UM System tackles the ‘Next New Normal’ in employment during Extension and Engagement Week
The University of Missouri System Extension and Engagement Week continued Thursday morning with “All Things Missouri: Workforce Development,” a discussion about economic growth and the future of the state’s workforce.
Co-sponsored by MU Extension and Missouri State Chamber of Commerce, the digital event’s centerpiece was a keynote address from Ted Abernathy, managing partner of Economic Leadership LLC, titled “Finding the Future: The Next New Normal.”
UM System President Mun Choi and UM System Chief Engagement Officer Marshall Stewart moderated the event, which also included a panel discussion with business leaders including: Peter Callan, senior director of talent of the University of Missouri Healthcare; Jeanette Hernandez Prenger, president and CEO of ECCO Select; Valerie Patton, senior vice president of inclusion and talent attraction and executive director of the St. Louis Business Diversity Initiative at the St. Louis Regional Chamber of Commerce; and Amanda Cooper, vice president of corporate services of MFA Incorporated.
Things kicked off with several firsthand accounts of how real Missouri workers developed their skills and secured a brighter economic future for themselves before moving to Abernathy’s remarks about the changing economic landscape.
“Really great stories,” Marshall said before the keynote. “Stories not only about someone wanting to make a good living but someone wanting to contribute, to have dignity and also to improve their lives and the lives of others. You know, that’s what workforce development is really all about.”
Abernathy elaborated on his vision for the future of workforce development and the challenges inherent in that mission. He said the issue appears simple on the surface. Economic developers and chambers of commerce recognize that regions and municipalities need to have enough skilled labor, with the right skills, to be competitive.
“I have never met an elected official or an economic developer who didn’t want to fix the workforce,” Abernathy said, reflecting on his time advising governments and chambers of commerce in the Southern U.S. “I also never met a business who didn’t need more workers with more skills, so the issue ought to be pretty simple.”
However, that’s not always the case.
“Once we crawl into the workforce issue, then the complexity of it typically creates a complexity paralysis for us,” Abernathy said. “We look for silver bullets, and we don’t end up making it much better. When people say workers need better skills, what do they mean? I think this is the beginning of the confusion that we face.”

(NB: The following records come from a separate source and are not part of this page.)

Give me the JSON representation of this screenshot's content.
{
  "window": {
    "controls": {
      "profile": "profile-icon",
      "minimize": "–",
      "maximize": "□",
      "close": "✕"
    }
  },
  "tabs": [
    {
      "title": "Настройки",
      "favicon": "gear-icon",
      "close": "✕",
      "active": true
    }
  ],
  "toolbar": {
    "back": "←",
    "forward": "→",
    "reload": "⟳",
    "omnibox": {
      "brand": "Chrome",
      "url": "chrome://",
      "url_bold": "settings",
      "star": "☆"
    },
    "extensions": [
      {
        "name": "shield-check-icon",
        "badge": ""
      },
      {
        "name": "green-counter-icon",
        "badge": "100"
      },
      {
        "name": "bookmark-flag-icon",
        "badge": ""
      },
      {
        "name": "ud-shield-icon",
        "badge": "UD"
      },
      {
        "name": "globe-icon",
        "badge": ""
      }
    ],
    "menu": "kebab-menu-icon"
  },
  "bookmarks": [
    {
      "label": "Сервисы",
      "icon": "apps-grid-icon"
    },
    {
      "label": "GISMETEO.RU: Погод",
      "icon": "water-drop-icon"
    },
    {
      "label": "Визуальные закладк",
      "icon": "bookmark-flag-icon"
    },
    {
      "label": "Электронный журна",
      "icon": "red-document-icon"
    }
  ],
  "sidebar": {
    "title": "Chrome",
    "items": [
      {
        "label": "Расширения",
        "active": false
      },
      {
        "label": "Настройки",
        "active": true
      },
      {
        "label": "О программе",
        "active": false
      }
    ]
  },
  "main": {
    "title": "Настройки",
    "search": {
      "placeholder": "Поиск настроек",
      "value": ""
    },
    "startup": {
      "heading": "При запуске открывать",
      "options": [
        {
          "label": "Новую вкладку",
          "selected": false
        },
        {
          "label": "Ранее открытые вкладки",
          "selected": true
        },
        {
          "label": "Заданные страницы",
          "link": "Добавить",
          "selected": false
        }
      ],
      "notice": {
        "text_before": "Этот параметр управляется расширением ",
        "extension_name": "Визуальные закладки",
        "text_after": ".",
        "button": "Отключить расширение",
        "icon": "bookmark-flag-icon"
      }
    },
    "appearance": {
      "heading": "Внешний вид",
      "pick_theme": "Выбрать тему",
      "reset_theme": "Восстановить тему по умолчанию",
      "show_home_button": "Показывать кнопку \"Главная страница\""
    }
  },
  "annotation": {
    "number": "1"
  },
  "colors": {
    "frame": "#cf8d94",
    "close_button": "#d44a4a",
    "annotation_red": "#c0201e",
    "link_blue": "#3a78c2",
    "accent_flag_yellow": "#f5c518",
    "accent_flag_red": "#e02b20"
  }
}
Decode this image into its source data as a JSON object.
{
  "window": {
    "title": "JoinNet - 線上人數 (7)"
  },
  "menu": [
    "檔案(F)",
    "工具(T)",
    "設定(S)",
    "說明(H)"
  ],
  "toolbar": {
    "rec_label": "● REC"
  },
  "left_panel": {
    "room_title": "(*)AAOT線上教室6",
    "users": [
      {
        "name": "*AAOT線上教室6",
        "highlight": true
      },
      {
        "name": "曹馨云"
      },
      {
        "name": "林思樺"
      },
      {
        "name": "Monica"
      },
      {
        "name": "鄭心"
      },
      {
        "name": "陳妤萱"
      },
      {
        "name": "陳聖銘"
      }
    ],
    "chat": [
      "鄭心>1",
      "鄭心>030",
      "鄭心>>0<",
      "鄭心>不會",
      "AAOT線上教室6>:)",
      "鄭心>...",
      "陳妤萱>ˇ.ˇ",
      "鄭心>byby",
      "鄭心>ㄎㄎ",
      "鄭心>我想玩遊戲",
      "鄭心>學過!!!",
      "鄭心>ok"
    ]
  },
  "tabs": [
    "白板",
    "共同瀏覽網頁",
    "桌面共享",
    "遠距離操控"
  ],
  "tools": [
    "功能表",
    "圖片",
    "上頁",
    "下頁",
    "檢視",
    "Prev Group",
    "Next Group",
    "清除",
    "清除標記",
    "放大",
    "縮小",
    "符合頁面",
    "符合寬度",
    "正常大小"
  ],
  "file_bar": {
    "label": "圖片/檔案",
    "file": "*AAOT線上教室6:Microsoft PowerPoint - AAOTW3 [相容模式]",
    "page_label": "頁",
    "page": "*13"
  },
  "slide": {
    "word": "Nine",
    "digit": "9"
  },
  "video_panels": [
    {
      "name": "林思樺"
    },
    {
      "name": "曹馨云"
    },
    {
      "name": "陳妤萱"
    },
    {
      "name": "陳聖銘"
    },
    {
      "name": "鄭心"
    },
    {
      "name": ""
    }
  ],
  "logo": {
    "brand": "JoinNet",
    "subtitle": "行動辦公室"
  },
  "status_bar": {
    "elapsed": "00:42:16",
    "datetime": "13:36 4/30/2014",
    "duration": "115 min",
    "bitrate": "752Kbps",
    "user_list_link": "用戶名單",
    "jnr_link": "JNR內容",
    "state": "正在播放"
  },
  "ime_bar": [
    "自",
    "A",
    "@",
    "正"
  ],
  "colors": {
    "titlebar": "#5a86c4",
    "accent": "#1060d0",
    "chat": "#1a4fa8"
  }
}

Abernathy said his company deals with that question by breaking down skills into five broad categories: basic skills, standard reading and writing abilities; life skills, reliability and self-motivation; transferable work skills, communication and teamwork; job skills, specific expertise and knowledge; and future skills, capability to learn new skills and adapt to technology.
In terms of the “next new normal,” future skills and the ability to adapt will be key.
“Now, a lot of research has been done on these types of skills specifically,” Abernathy said. “The bottom line is the cognitive skills are now more important than manual skills, and non-routine skills are more important than routine skills. If it’s the same old thing, it’s not as important as if you can do new things.”
In addition to identifying what skills are most valuable, it will be essential to recognize the trends most likely to impact the workforce going forward. Abernathy identified four: remote work, employee relocation, automation and data analytics.
Due to the COVID-19 pandemic, many businesses and schools moved to remote work. Abernathy expects this to continue after the pandemic, estimating that up to 30 percent of the workforce could work from home at least a couple days week. Thus, self-motivation skills will need to be a priority in hiring.
He also noted that people have been moving away from big cities in recent years because of affordability issues. However, they are mostly relocating to mid-sized cities – not rural areas. Though a greater move to remote work could see that change.
“As that happens, the ability to work remotely means that somebody can work in Joplin, and they’re actually working for Cerner in Kansas City,” Abernathy said.
Abernathy ended the keynote session by touting data analytics. He noted that workers and consumers instinctively look at analytics now. Before moving for a job, a potential employee will likely look at housing prices, health care outcomes and school ratings in the area and factor those variables into a final decision.
He closed by adding governments and chambers of commerce should look at economic and employment data to identify what jobs can provide the most value to the state.
“How you raise salaries in Missouri is you focus on industries that have high GDP per worker and you train workers on that,” Abernathy said. “That’s using data analytics, so we know what it takes to push people up the value chain.”
Short URL: https://blogs.umsl.edu/news/?p=87013